A history of fishing
Described here are the origin and general trends in the development of fishing from the earliest times up to the present in various parts of the world. The techniques applied and the economic and social problems involved are covered. Fishing methods have not changed much since the Stone Age, but continuous technical improvements like the construction of sea-worthy ships, more efficient gear, and finally mechanization of fishing have led to enormous development and a high fish production, of now 100 million tons per year. Extensive utilization has caused heavy overexploitation of the resources and consequently growing concern.

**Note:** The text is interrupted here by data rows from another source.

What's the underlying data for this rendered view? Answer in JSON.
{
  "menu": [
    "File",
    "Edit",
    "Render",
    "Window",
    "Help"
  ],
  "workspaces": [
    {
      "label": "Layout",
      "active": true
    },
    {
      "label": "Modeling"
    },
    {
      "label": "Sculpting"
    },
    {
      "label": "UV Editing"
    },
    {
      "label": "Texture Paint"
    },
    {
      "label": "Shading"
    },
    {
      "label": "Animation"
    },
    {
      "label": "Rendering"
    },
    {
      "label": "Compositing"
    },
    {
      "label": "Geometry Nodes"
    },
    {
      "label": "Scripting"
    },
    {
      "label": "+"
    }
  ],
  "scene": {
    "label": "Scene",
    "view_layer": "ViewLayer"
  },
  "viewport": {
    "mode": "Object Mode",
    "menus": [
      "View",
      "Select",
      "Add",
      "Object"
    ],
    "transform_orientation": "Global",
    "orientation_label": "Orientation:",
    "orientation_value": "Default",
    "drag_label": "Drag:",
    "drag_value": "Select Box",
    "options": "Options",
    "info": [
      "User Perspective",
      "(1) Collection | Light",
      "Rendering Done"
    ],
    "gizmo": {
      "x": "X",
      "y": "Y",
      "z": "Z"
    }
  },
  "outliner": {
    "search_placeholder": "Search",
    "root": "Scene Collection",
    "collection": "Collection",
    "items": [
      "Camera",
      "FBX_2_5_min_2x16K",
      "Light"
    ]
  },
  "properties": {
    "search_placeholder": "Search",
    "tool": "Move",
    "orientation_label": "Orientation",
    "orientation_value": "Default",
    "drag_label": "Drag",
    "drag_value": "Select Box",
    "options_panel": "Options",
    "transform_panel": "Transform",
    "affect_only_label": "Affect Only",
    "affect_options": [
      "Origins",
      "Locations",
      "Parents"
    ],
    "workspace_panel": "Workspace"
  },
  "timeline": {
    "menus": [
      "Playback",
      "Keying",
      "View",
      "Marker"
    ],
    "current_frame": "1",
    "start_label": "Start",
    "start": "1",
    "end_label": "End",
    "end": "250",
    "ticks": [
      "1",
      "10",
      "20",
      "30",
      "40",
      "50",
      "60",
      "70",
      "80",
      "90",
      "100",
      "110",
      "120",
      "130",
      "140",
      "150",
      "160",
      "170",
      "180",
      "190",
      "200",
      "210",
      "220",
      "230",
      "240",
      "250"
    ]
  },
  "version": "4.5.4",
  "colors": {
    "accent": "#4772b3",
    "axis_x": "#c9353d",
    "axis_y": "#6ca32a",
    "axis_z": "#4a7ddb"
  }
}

The book concludes with an evaluation of perspectives for the future utilization of living resources.
What people are saying - Write a review
We haven't found any reviews in the usual places.
Main Fisheries in Europe since the Middle Ages
Mechanization of Fishing
5 other sections not shown
Other editions - View all
Alaska already animals annual catches Antarctic aquaculture areas Atlantic Baltic Bering Sea boats Bohuslan Cape carp caught centre century China coast coastal waters countries culture declined drift net fishery drift nets Dutch early economic EEZs English Europe exported factory fish meal fish production fish species fisheries development fishermen fishery fishing fleet fishing grounds fishing vessels freshwater further gear German Greenland harp seals harpoons hooded seals hooks hunting Iceland important increased industry Islands Japan Japanese lakes large number larger later long lines mackerel mainly marine meal and oil million molluscs motherships motor Newfoundland North Sea northern Norway Norwegian Ocean offish offshore operated overexploitation Pacific pelagic Peru ponds population ports purse reached region rivers sailing salmon salted sardines Sea of Azov ships shore shrimps southern Spitsbergen steam trawlers stocks tion trade transport trawl trawl fishery trawlers tuna USSR whales